May 6, 1847
Summary: Hordes of buffalo. Lost spyglass.
Journal entry: THURSDAY: This morning at five - fifteen, President Young called to the camp and proposed to go on to where we can find feed for the teams. The brethren assented and he gave orders to start as quickly as possible. However, some must feed their teams a little corn, some milk their cows, etc., and it took till near six - thirty to get started.
During the night the Lord sent a light shower of rain which has put the fire out except in one or two places and made it perfectly safe traveling. We have had a strong southeast wind through the night but the morning is calm and pleasant. We traveled about two miles and stopped on the unburned grass to feed at a quarter to seven.
Several antelope were surrounded by the brethren and some shot at them, killing one. The rest made their escape. We can see several large herds of buffalo, within about two miles of the camp and many calves amongst them. President Young and Kimball rode ahead to find a place to stop for feed. The ground is hard and good traveling.
At a quarter to nine, proceeded on, President Young and Kimball going ahead to point out the road. Our course about northwest, the wind strong from west. We traveled near the river. Saw thirteen elk together, also many antelope and numerous herds of buffalo on both sides of the river. Jackson Redding shot an antelope which Luke Johnson chased near the wagons.
A young buffalo calf followed Luke to camp, but the President advised him to leave it as it is only a few days old. We stopped near the river at a quarter to twelve, having traveled about six miles. We find a little more grass here, but the numerous herds of buffalo keep it eaten off close to the ground nearly all the way we have traveled today.
The President gave orders that no more game should be killed until further orders. It appears we have got as much meat in camp as can be taken care of.
While we were stopping for noon, some of the cows moved off towards a large buffalo herd, and when President Young and Kimball started ahead after dinner they discovered the cows near the buffalo. Brother Woolsey went to turn them back, but be had to run his mule some distance before he could prevent the cows from mingling with the buffalo. They brought the cows back to the wagons and then proceeded ahead again.
One part of the horsemen ' s business today has been to drive the buffalo out of our track, judging it unsafe to risk them between the wagons and the river. The camp proceeded on at one - thirty and in about two miles distance found a lake of clear water. Here we discovered the horsemen coming back, and found that the President had lost his large spy glass, while chasing the cows from the buffalo herd, a second time. He did not find it.
We traveled slowly this afternoon, some of the horses and oxen having given out in consequence of lack of feed to sustain them. We traveled till six - thirty and camped near some islands in the river, having traveled about seven miles this afternoon and fifteen through the day, our coarse a little west of northwest. Wind about west.

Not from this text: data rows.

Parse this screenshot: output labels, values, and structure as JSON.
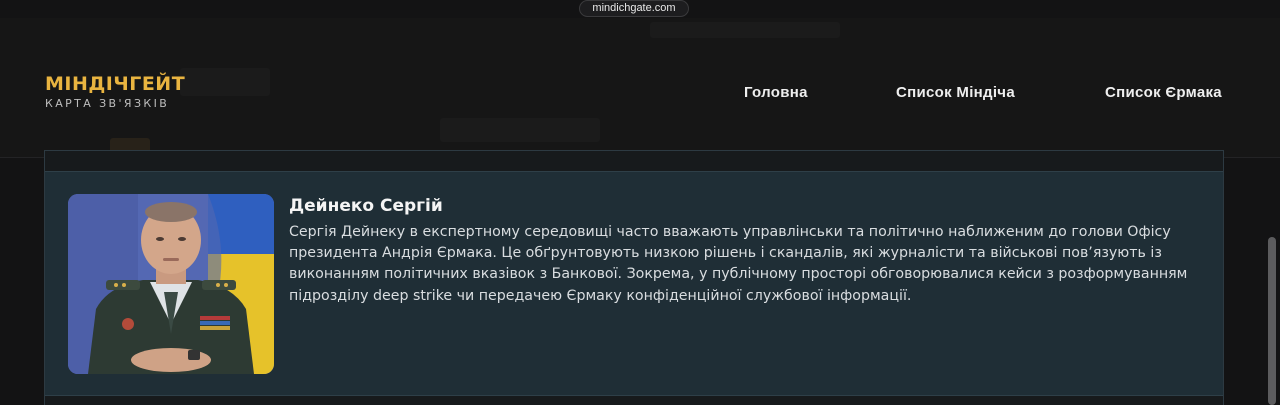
{
  "browser": {
    "url": "mindichgate.com"
  },
  "header": {
    "brand_title": "МІНДІЧГЕЙТ",
    "brand_subtitle": "КАРТА ЗВ'ЯЗКІВ",
    "nav": [
      "Головна",
      "Список Міндіча",
      "Список Єрмака"
    ]
  },
  "profile": {
    "name": "Дейнеко Сергій",
    "bio": "Сергія Дейнеку в експертному середовищі часто вважають управлінськи та політично наближеним до голови Офісу президента Андрія Єрмака. Це обґрунтовують низкою рішень і скандалів, які журналісти та військові пов’язують із виконанням політичних вказівок з Банкової. Зокрема, у публічному просторі обговорювалися кейси з розформуванням підрозділу deep strike чи передачею Єрмаку конфіденційної службової інформації.",
    "photo_icon": "person-portrait-icon"
  },
  "colors": {
    "accent": "#e9b440",
    "card_bg": "#1f2e36",
    "page_bg": "#131314"
  }
}
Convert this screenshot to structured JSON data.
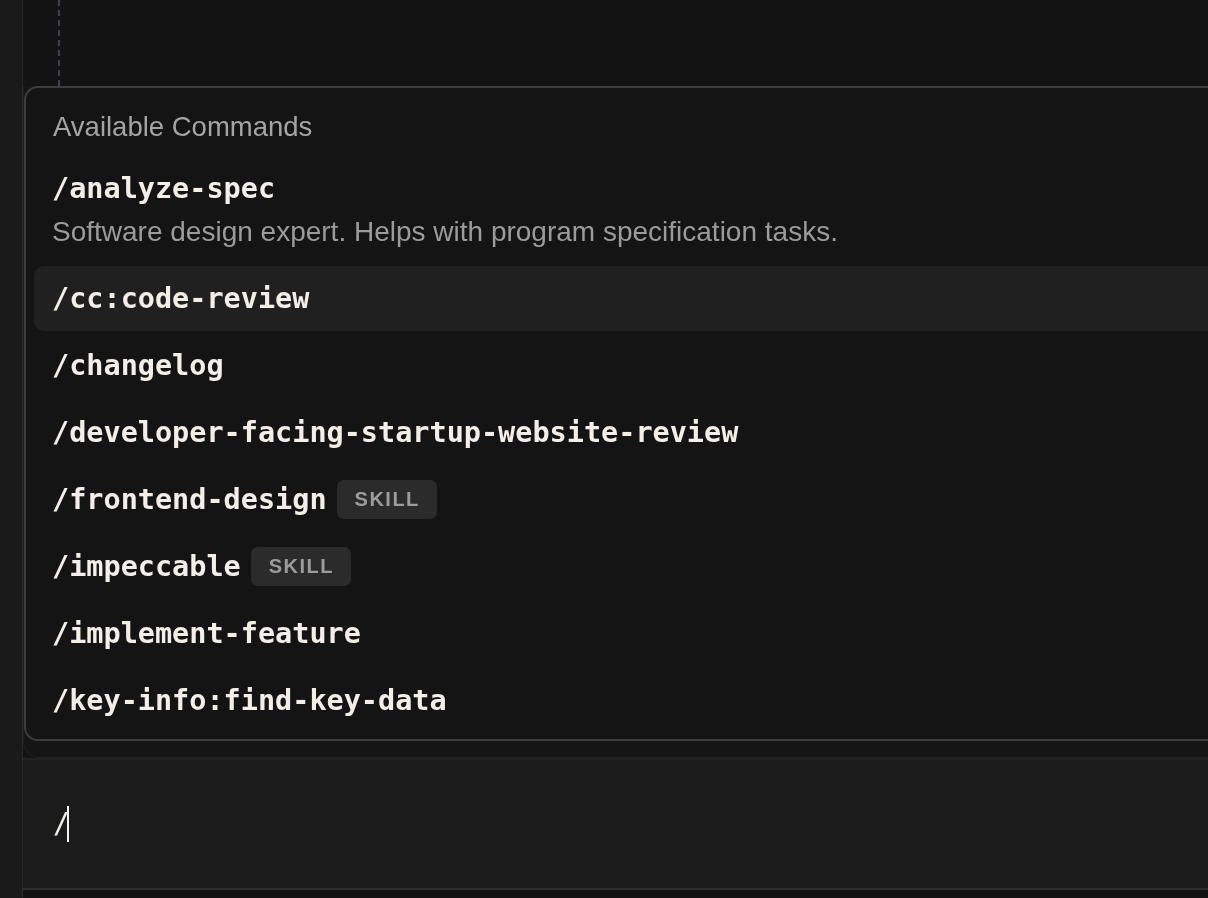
{
  "command_menu": {
    "title": "Available Commands",
    "commands": [
      {
        "name": "/analyze-spec",
        "description": "Software design expert. Helps with program specification tasks.",
        "selected": false
      },
      {
        "name": "/cc:code-review",
        "selected": true
      },
      {
        "name": "/changelog",
        "selected": false
      },
      {
        "name": "/developer-facing-startup-website-review",
        "selected": false
      },
      {
        "name": "/frontend-design",
        "badge": "SKILL",
        "selected": false
      },
      {
        "name": "/impeccable",
        "badge": "SKILL",
        "selected": false
      },
      {
        "name": "/implement-feature",
        "selected": false
      },
      {
        "name": "/key-info:find-key-data",
        "selected": false
      }
    ]
  },
  "composer": {
    "value": "/",
    "focused": true
  }
}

Some think we have traveled eighteen, some twenty and some even twenty - five miles today, but from the number of times we stopped and the slowness with which the teams moved, I feel satisfied that fifteen miles is plenty. About three quarters of a mile back we saw a buffalo cow which appears to be sick. She fought the dogs some time and then lay down, and the brethren went close to her, some venturing to feel and handle her. I was within six or eight feet of her and had a good view, as much as I wanted. She has lost all her hair and looks very poor and weak. The President ordered that the brethren leave her and not disturb her and she was left lying down, but it is doubtful the wolves will kill and eat her before morning.
When the brethren went back to hunt the spy glass they found that the wolves had killed the calf and nearly eaten it up. What they had not eaten, they carried off with them. We have never been out of sight of herds of buffalo today, and from where we are camped, I am satisfied we can see over five thousand with the glass. The largest herd, we have yet seen is still ahead of us. The prairie looks black with them, both on this and the other side of the river. Some think we have passed fifty, and some even a hundred thousand during the day, or have seen them. It is truly a sight wonderful to behold, and can scarcely be credited by those who have not actually seen them.
Source: William Clayton's Journal
Published by the Clayton Family Association, and edited by Lawrence Clayton. To the best of our research, this contents of this book are no longer under copyright.